with that said... a lot of folks get confused with laws... most states I don't think determine a difference between inside your dwelling and on your property... it is all your 'castle' along with your place of work often. In fact, in some states a public rest room has been determined to be the same as your home with no obligation to retreat even before newer castle doctrines.
blume357 is offline  
Old October 29, 2009, 12:00 AM   #35
beerbebud
Junior Member
 
Join Date: October 28, 2009
Posts: 8
in the appraisal of a home the square footage of the garage is not included in the home. legally it would depend on the prosecutor and also im sure as to if the garage door was initially closed or not. if it was closed i would assume it would be considered part of the home, although there is another sturdy usually bolted and locked door between the garage and inside of the home. if the garage were open i would think the most the intruder was doing was trespassing and could not be charged with burglary maybe theft which i dont think you can shoot someone for
beerbebud is offline  
Old October 29, 2009, 12:22 PM   #36
brickeyee
Senior Member
 
Join Date: December 29, 2004
Posts: 3,342
Quote:
in the appraisal of a home the square footage of the garage is not included in the home.
Completely different issue.

At the very least the yard and any outbuildings are curtilage, and there is very likely some statute law and a lot of case law establishing your rights in that area.

While they are often more limited they will also be stronger than on public land (like the roadway).
brickeyee is offline  
Old October 29, 2009, 12:25 PM   #37
Brasscatcher84
Junior member
 
Join Date: April 14, 2009
Location: Oklahoma
Posts: 128
That would certainly depend on the state in question. Here in Oklahoma, your home includes all "curtilages" ie porch, garage, carport, etc. Also, it includes your outbuildings if you or any member of your household are in that outbuilding when the BG breaks in. This info I got courtesy of my local District Attorney, who also teaches at the university I attend.
Brasscatcher84 is offline  
Old October 29, 2009, 12:27 PM   #38
Brasscatcher84
Junior member
 
Join Date: April 14, 2009
Location: Oklahoma
Posts: 128
Also, forgot to mention, Oklahoma self defense act allows use of "deadly force" in "defense of property", but currently there is no case law to expound meaning into that phrase.
Brasscatcher84 is offline  
Old November 6, 2009, 06:59 PM   #39
Levers
Junior member
 
Join Date: October 18, 2009
Location: Bum Fork
Posts: 35
In NY the court would allow you to shoot the perp only after he had already killed you so as to fully demonstrate his intentions.
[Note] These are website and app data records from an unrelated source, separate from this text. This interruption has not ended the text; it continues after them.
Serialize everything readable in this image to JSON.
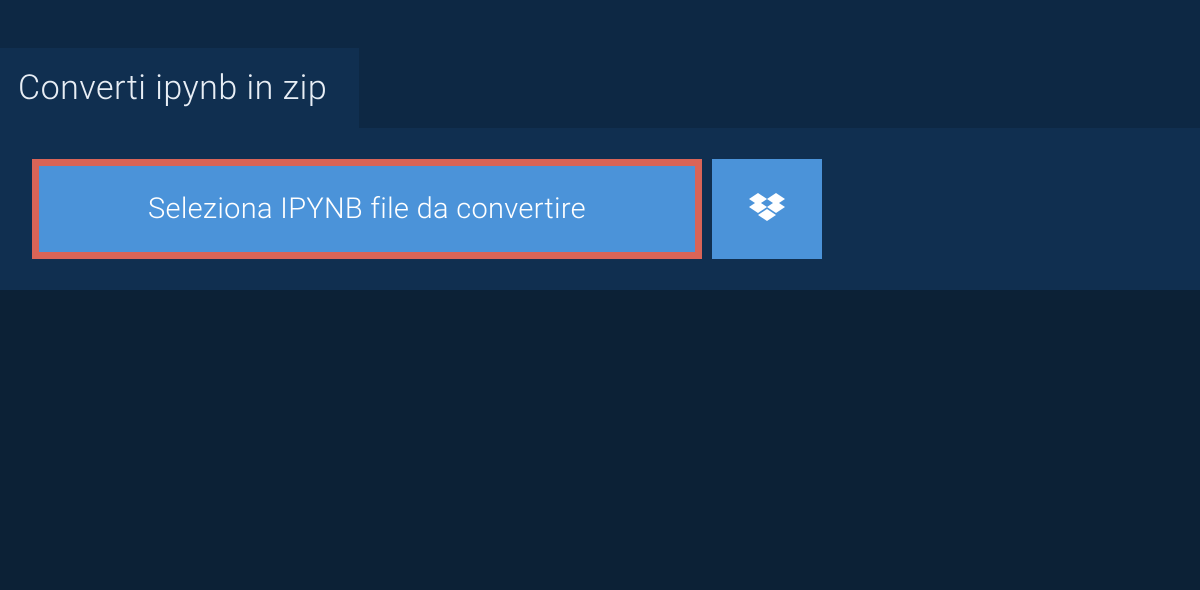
{
  "tab": {
    "title": "Converti ipynb in zip"
  },
  "actions": {
    "select_file_label": "Seleziona IPYNB file da convertire"
  },
  "colors": {
    "background": "#0d2844",
    "panel": "#102f50",
    "button": "#4b93d9",
    "highlight_border": "#d96457",
    "bottom": "#0c2136"
  }
}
After all, the perp has rights too. I guess house or garage is not an issue here.
Levers is offline  
Old November 6, 2009, 09:13 PM   #40
javabum
Senior Member
 
Join Date: July 6, 2009
Location: Californication
Posts: 264
As far as im concerned my attached garage is part of my home and will defend my self if need be.
But here in California,defense of ones property (IE:car,truck and the sort)is illegal.So if some one were to try to steal it you could not shoot said robber.But said robber will be in for a rude awakening.I wont shoot him/her but mace or a few well placed punches will find the mark.I wouldn't stand there and let them steal from me with out doing something.
__________________
Stupidity Should Hurt.....Immensely

NRA Life member
javabum is offline  
Reply

Thread Tools

Posting Rules
You may not post new threads
You may not post replies
You may not post attachments
You may not edit your posts

BB code is On
Smilies are On
[IMG] code is On
HTML code is Off

Forum Jump


All times are GMT -5. The time now is 09:26 PM.


Powered by vBulletin® Version 3.8.7
Copyright ©2000 - 2014, vBulletin Solutions, Inc.
This site and contents, including all posts, Copyright © 1998-2014 S.W.A.T. Magazine
Copyright Complaints: Please direct DMCA Takedown Notices to the registered agent: thefiringline.com
Contact Us
Page generated in 0.11895 seconds with 7 queries